Start of Task input
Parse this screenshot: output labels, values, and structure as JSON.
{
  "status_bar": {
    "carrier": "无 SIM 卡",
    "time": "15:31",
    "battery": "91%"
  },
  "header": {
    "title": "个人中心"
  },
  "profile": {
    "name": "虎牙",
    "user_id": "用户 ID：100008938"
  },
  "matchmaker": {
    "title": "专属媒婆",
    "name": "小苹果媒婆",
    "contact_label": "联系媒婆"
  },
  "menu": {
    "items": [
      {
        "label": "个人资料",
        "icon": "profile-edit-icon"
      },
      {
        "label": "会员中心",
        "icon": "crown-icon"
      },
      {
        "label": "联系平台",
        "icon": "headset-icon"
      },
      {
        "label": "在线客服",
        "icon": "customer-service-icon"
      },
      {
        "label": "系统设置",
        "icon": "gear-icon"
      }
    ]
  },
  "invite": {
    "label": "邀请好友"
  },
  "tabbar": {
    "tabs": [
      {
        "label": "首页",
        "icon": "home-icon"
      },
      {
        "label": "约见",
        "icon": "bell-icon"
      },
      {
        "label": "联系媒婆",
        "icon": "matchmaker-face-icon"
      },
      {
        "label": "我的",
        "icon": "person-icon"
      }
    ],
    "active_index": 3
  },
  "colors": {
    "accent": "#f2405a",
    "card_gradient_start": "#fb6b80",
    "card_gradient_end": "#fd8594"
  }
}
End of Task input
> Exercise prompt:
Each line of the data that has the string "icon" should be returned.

> Output for this exercise:
        "icon": "profile-edit-icon"
        "icon": "crown-icon"
        "icon": "headset-icon"
        "icon": "customer-service-icon"
        "icon": "gear-icon"
        "icon": "home-icon"
        "icon": "bell-icon"
        "icon": "matchmaker-face-icon"
        "icon": "person-icon"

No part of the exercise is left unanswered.